The one area the author could have elaborated more on, (at least from my perspective), is the adjustments made within the family when Sarah returns home from the hospital. Her children seem to take all of the changes in their mother’s life in stride, and her husband also seems to always ‘be there’ for her, while dealing with her handicap, a demanding job, a mother-in-law suddenly back in the picture, two school-age children and a toddler. However, Bob’s human vulnerabilities show up in his desire to see his wife experience normality once again, whether it be taking up her skiing or her old job:

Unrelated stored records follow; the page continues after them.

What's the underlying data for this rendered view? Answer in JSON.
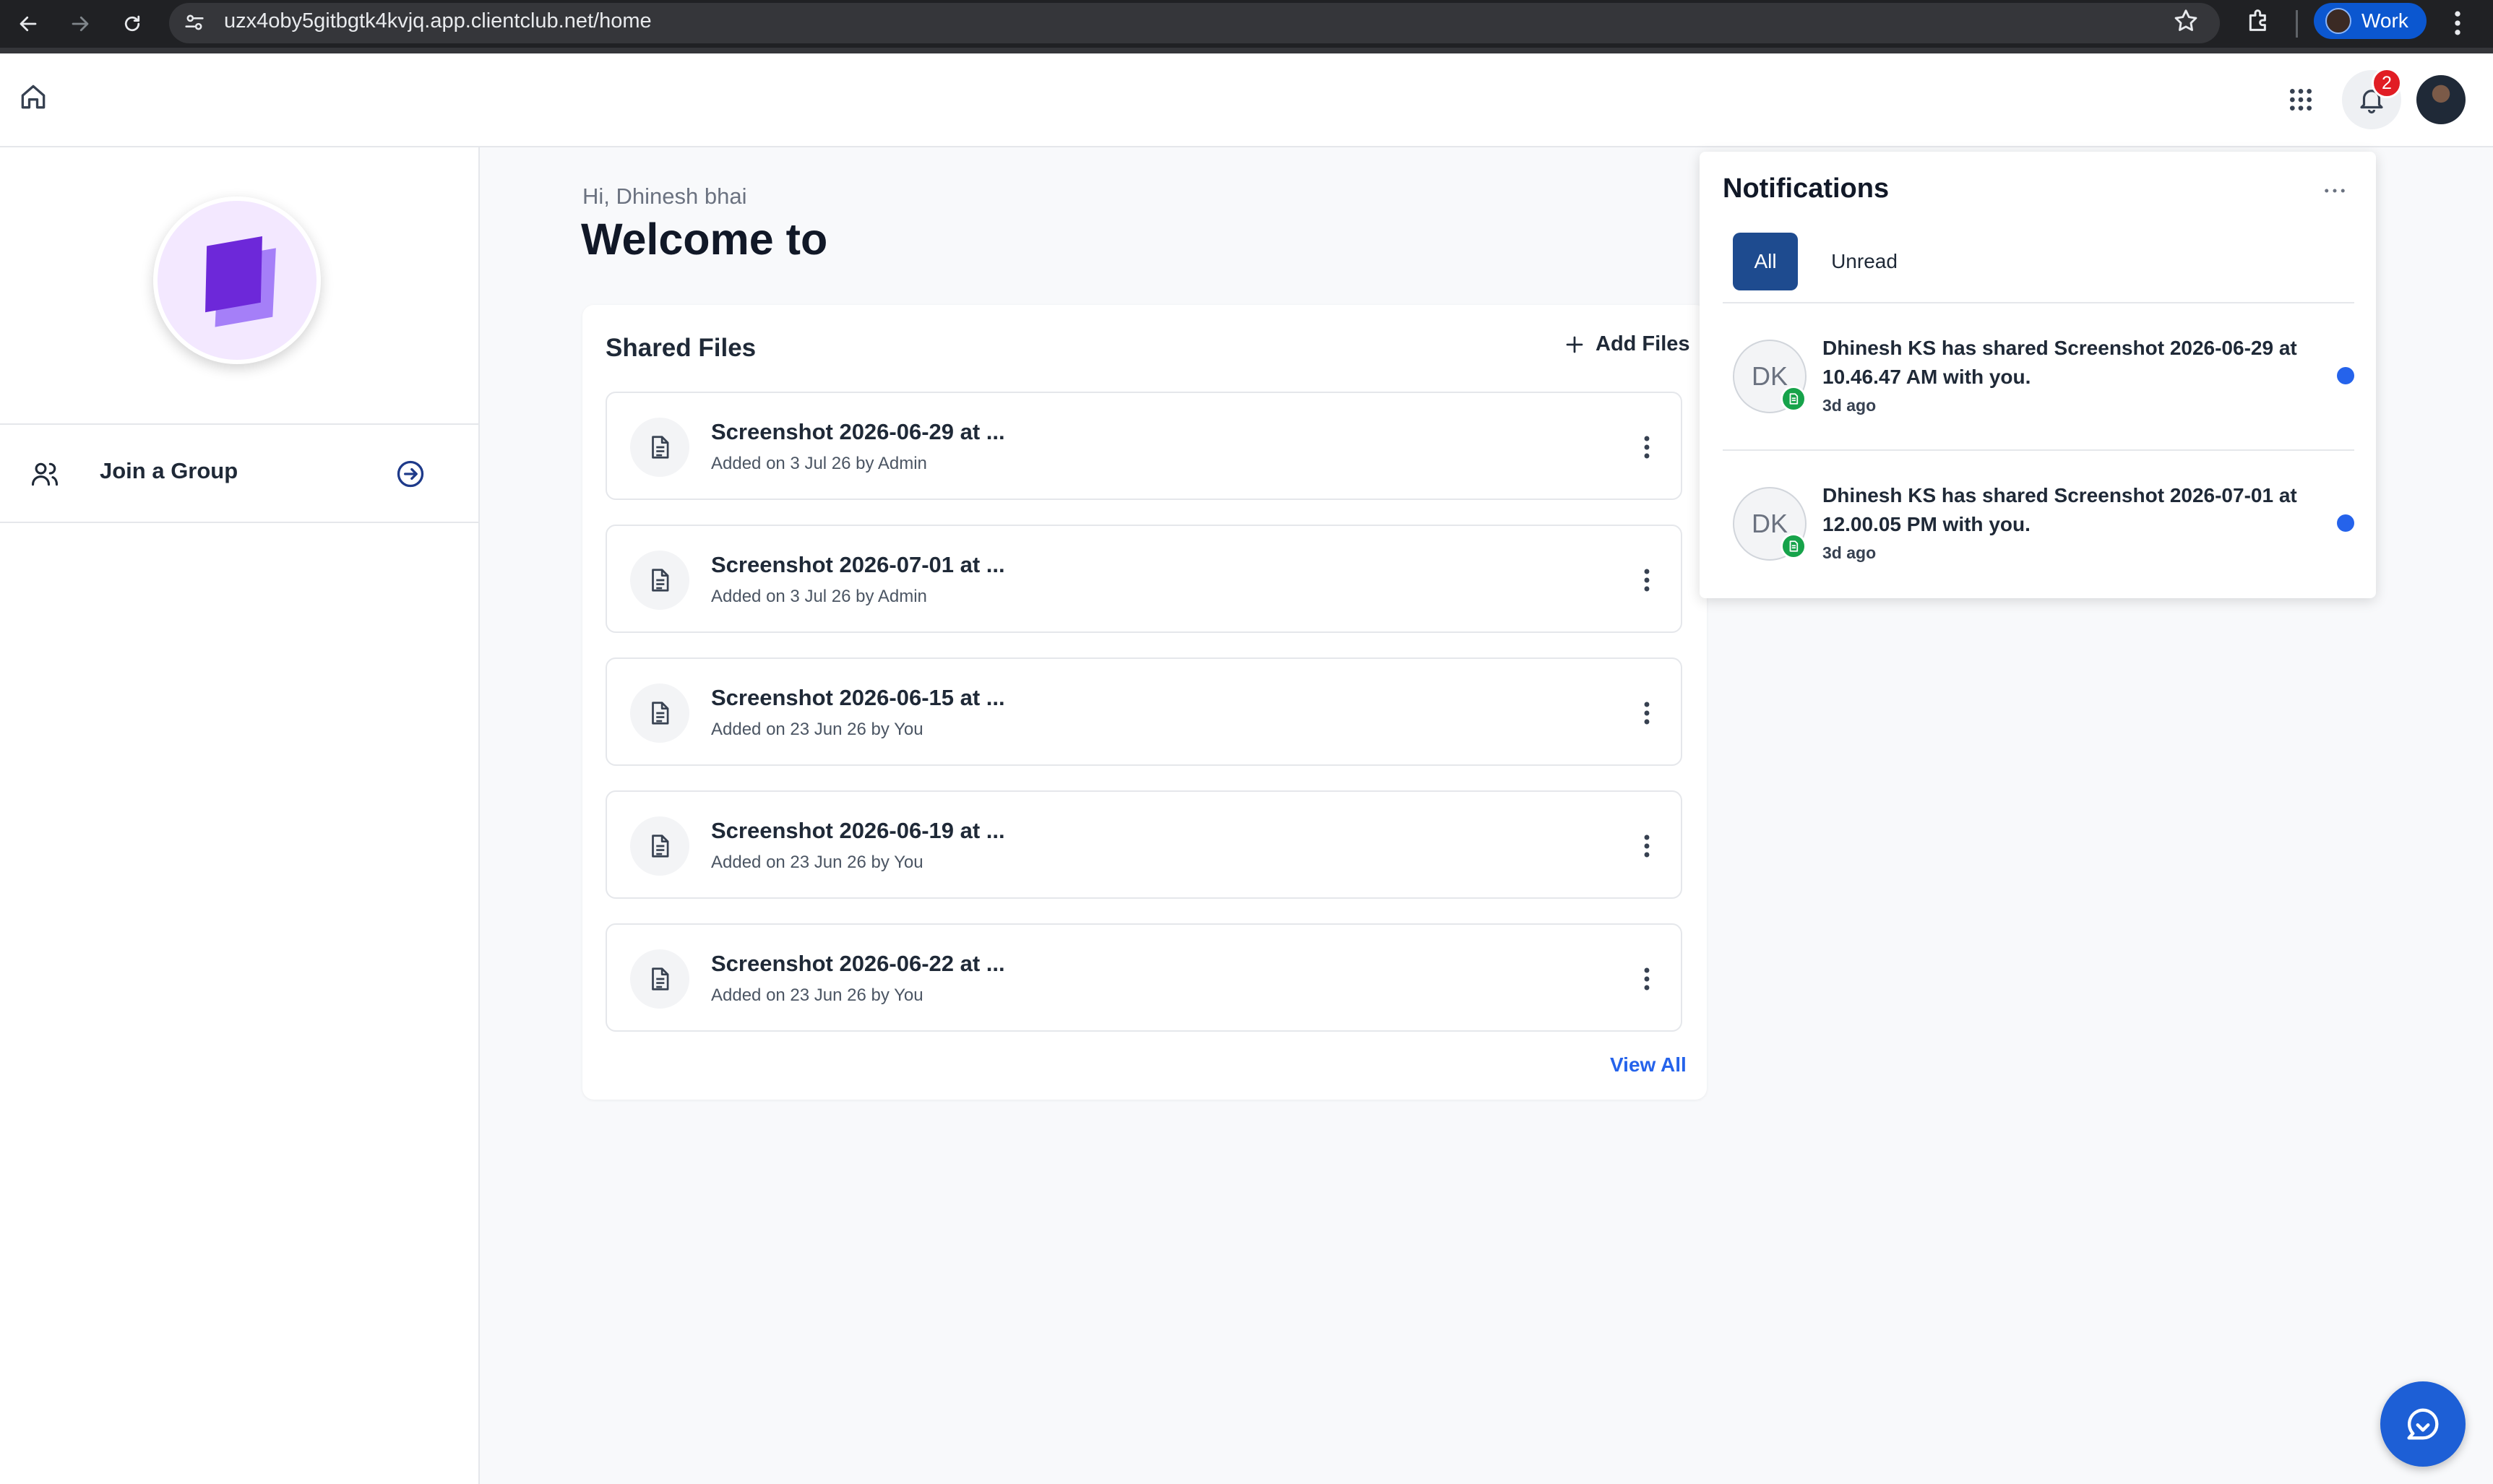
{
  "browser": {
    "url": "uzx4oby5gitbgtk4kvjq.app.clientclub.net/home",
    "profile_label": "Work"
  },
  "header": {
    "notification_count": "2"
  },
  "sidebar": {
    "join_label": "Join a Group"
  },
  "main": {
    "greeting": "Hi, Dhinesh bhai",
    "welcome": "Welcome to",
    "shared_files": {
      "title": "Shared Files",
      "add_label": "Add Files",
      "view_all_label": "View All",
      "files": [
        {
          "name": "Screenshot 2026-06-29 at ...",
          "meta": "Added on 3 Jul 26 by Admin"
        },
        {
          "name": "Screenshot 2026-07-01 at ...",
          "meta": "Added on 3 Jul 26 by Admin"
        },
        {
          "name": "Screenshot 2026-06-15 at ...",
          "meta": "Added on 23 Jun 26 by You"
        },
        {
          "name": "Screenshot 2026-06-19 at ...",
          "meta": "Added on 23 Jun 26 by You"
        },
        {
          "name": "Screenshot 2026-06-22 at ...",
          "meta": "Added on 23 Jun 26 by You"
        }
      ]
    }
  },
  "notifications": {
    "title": "Notifications",
    "tabs": [
      {
        "label": "All"
      },
      {
        "label": "Unread"
      }
    ],
    "items": [
      {
        "initials": "DK",
        "line1": "Dhinesh KS has shared Screenshot 2026-06-29 at",
        "line2": "10.46.47 AM with you.",
        "time": "3d ago"
      },
      {
        "initials": "DK",
        "line1": "Dhinesh KS has shared Screenshot 2026-07-01 at",
        "line2": "12.00.05 PM with you.",
        "time": "3d ago"
      }
    ]
  },
  "colors": {
    "accent": "#1e4b8f",
    "link": "#2563eb",
    "badge": "#e11d24",
    "logo": "#7c3aed"
  }
}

“I’m sorry, Sarah. I don’t want to have this conversation. And I don’t want to pressure you. I know you’re still going through a lot, but I don’t think you should pass up this opportunity. If you wait, they’ll have to find someone else, and they might not offer this to you again. This is your way back. We need you to go back to Berkley.”
His last sentence feels more like an order than an appeal. But just like he couldn’t order me back onto skis, he can’t order me back to work. My stubborn independence has always been a brick wall that Bob’s wanted to kick down. All these years later, it amuses me that he still tries.”
Sarah’s mother pretty much ‘checked out’ of Sarah’s life when her brother died, and her father was the primary caregiver. (Could the neglect over the years and lack of attention from her mother resulted in Sarah’s inner drive to succeed? Paradoxically, Sarah seems to make similar choices as she defines a satisfactory neighborhood where there is ‘good day care’ available, and turns over much of the children’s care to a nanny.)
Now after Sarah’s accident, her mother suddenly shows up, ready to take on the role of motherhood once again. Naturally, this brings up a lot of internal adjusting on Sarah’s part:
“Does my mother believe that I’m a good woman? A good mother? Is she proud of me? Does she believe that I’ll fully recover? I wonder.
And the more I learn, the more questions this seems to unearth, especially about the past. Where was this woman during my childhood? Where were my rules and hot meals and ironed clothes? I wonder if she knows how many hours of ‘The Brady Bunch’ I logged, how many bologna and mayonnaise sandwich dinners I ate alone in front of the TV and without saying grace while she stayed sequestered in her bedroom and my father worked the night shift at the station. Why wasn’t I enough for her?”
And there are the back-to-work worries in addition.
“I’ve always prided myself in being a perfectionist, for dotting 100 percent of my i’s, for doing it all. But what if less than 100 percent were enough? What if I’m 20 percent recovered, and that’s enough to return to my job? It could be. My work is in human resources, a desk job. It’s not performing surgery (requiring two hands) or the fox-trot (requiring two feet). I can be less than 100 percent better and still be brilliant at my job. Can’t I?”
Lisa Genova has once again crafted a novel that not only educates (I had never heard of “Left Neglect” before), but also brings to life the characters and real struggles and dilemmas in life, family, and work relationships that we all face and have to solve at one time or another. A real page-turner! I enjoyed Genova’s “Still Alice” so much, and now after reading “Left Neglected”, I am ready for more from this author!